Data records →
┄┄┄┄┄┄

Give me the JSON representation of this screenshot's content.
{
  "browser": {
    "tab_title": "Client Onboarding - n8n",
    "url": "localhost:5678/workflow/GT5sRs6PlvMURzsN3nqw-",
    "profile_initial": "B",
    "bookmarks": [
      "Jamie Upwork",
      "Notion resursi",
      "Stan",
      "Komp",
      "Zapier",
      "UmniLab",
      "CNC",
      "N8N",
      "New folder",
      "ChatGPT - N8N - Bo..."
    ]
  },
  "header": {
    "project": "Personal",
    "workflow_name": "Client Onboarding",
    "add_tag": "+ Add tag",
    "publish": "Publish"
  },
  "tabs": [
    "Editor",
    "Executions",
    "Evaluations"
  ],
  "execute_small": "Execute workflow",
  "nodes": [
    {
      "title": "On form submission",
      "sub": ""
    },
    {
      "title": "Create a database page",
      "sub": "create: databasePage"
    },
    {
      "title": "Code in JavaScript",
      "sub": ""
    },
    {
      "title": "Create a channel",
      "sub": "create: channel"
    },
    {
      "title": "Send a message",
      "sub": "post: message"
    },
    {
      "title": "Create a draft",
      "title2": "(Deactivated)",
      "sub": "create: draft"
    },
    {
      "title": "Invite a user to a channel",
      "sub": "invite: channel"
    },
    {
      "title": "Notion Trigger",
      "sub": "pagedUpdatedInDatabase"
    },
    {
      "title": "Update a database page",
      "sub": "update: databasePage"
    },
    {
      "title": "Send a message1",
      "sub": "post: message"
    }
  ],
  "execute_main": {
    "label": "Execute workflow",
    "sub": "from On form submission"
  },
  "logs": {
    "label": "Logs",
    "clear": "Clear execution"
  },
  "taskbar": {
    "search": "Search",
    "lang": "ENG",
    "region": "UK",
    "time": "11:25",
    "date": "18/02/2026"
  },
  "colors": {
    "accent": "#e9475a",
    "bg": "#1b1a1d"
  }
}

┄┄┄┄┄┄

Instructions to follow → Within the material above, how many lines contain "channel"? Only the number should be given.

Result → 4